(ASSIGNMENT): Write out all of the entries exactly as given.

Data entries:

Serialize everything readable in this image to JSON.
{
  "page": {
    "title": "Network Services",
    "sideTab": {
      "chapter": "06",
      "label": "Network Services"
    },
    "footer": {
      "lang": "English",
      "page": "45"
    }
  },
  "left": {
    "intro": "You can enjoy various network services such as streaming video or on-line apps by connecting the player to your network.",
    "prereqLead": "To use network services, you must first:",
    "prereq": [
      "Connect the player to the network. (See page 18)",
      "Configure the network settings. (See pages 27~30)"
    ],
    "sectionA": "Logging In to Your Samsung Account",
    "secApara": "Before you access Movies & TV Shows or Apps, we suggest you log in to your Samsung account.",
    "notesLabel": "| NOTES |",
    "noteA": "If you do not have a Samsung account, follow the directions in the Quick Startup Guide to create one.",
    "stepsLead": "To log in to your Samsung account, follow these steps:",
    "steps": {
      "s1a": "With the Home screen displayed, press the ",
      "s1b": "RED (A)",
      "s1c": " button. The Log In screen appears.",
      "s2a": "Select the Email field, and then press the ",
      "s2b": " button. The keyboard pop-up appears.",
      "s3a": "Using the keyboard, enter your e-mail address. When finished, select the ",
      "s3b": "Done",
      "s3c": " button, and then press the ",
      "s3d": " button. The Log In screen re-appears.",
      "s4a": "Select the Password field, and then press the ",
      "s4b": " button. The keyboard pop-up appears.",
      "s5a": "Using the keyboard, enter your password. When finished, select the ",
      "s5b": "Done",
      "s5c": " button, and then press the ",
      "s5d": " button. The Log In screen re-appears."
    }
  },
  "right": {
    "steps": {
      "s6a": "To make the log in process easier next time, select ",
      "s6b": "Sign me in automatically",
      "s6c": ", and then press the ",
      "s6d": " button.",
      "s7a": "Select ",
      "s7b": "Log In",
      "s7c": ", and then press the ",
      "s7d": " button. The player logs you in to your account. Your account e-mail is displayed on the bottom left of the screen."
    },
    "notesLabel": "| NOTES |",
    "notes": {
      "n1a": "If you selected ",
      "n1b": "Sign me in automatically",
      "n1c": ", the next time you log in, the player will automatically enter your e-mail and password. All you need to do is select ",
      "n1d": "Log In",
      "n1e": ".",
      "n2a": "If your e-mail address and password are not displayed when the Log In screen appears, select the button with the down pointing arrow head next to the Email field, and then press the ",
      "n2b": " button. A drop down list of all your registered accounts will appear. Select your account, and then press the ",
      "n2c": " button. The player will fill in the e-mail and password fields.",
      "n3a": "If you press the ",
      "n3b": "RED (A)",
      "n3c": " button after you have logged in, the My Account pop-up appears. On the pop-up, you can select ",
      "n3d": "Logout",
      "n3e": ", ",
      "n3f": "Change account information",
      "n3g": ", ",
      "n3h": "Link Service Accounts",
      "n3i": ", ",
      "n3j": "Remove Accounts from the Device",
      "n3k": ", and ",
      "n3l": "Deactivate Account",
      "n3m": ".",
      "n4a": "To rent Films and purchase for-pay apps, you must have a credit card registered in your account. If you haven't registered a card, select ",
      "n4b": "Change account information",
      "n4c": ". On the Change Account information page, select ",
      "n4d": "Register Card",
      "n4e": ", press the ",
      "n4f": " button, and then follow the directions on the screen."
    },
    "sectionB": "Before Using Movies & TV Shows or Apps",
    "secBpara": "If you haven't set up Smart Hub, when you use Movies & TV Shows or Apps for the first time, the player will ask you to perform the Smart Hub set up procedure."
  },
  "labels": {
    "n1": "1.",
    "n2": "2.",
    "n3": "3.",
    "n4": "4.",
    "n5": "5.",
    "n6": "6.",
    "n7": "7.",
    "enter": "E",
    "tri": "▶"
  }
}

(RESULT OF THIS EXERCISE):
Serialize everything readable in this image to JSON.
{
  "page": {
    "title": "Network Services",
    "sideTab": {
      "chapter": "06",
      "label": "Network Services"
    },
    "footer": {
      "lang": "English",
      "page": "45"
    }
  },
  "left": {
    "intro": "You can enjoy various network services such as streaming video or on-line apps by connecting the player to your network.",
    "prereqLead": "To use network services, you must first:",
    "prereq": [
      "Connect the player to the network. (See page 18)",
      "Configure the network settings. (See pages 27~30)"
    ],
    "sectionA": "Logging In to Your Samsung Account",
    "secApara": "Before you access Movies & TV Shows or Apps, we suggest you log in to your Samsung account.",
    "notesLabel": "| NOTES |",
    "noteA": "If you do not have a Samsung account, follow the directions in the Quick Startup Guide to create one.",
    "stepsLead": "To log in to your Samsung account, follow these steps:",
    "steps": {
      "s1a": "With the Home screen displayed, press the ",
      "s1b": "RED (A)",
      "s1c": " button. The Log In screen appears.",
      "s2a": "Select the Email field, and then press the ",
      "s2b": " button. The keyboard pop-up appears.",
      "s3a": "Using the keyboard, enter your e-mail address. When finished, select the ",
      "s3b": "Done",
      "s3c": " button, and then press the ",
      "s3d": " button. The Log In screen re-appears.",
      "s4a": "Select the Password field, and then press the ",
      "s4b": " button. The keyboard pop-up appears.",
      "s5a": "Using the keyboard, enter your password. When finished, select the ",
      "s5b": "Done",
      "s5c": " button, and then press the ",
      "s5d": " button. The Log In screen re-appears."
    }
  },
  "right": {
    "steps": {
      "s6a": "To make the log in process easier next time, select ",
      "s6b": "Sign me in automatically",
      "s6c": ", and then press the ",
      "s6d": " button.",
      "s7a": "Select ",
      "s7b": "Log In",
      "s7c": ", and then press the ",
      "s7d": " button. The player logs you in to your account. Your account e-mail is displayed on the bottom left of the screen."
    },
    "notesLabel": "| NOTES |",
    "notes": {
      "n1a": "If you selected ",
      "n1b": "Sign me in automatically",
      "n1c": ", the next time you log in, the player will automatically enter your e-mail and password. All you need to do is select ",
      "n1d": "Log In",
      "n1e": ".",
      "n2a": "If your e-mail address and password are not displayed when the Log In screen appears, select the button with the down pointing arrow head next to the Email field, and then press the ",
      "n2b": " button. A drop down list of all your registered accounts will appear. Select your account, and then press the ",
      "n2c": " button. The player will fill in the e-mail and password fields.",
      "n3a": "If you press the ",
      "n3b": "RED (A)",
      "n3c": " button after you have logged in, the My Account pop-up appears. On the pop-up, you can select ",
      "n3d": "Logout",
      "n3e": ", ",
      "n3f": "Change account information",
      "n3g": ", ",
      "n3h": "Link Service Accounts",
      "n3i": ", ",
      "n3j": "Remove Accounts from the Device",
      "n3k": ", and ",
      "n3l": "Deactivate Account",
      "n3m": ".",
      "n4a": "To rent Films and purchase for-pay apps, you must have a credit card registered in your account. If you haven't registered a card, select ",
      "n4b": "Change account information",
      "n4c": ". On the Change Account information page, select ",
      "n4d": "Register Card",
      "n4e": ", press the ",
      "n4f": " button, and then follow the directions on the screen."
    },
    "sectionB": "Before Using Movies & TV Shows or Apps",
    "secBpara": "If you haven't set up Smart Hub, when you use Movies & TV Shows or Apps for the first time, the player will ask you to perform the Smart Hub set up procedure."
  },
  "labels": {
    "n1": "1.",
    "n2": "2.",
    "n3": "3.",
    "n4": "4.",
    "n5": "5.",
    "n6": "6.",
    "n7": "7.",
    "enter": "E",
    "tri": "▶"
  }
}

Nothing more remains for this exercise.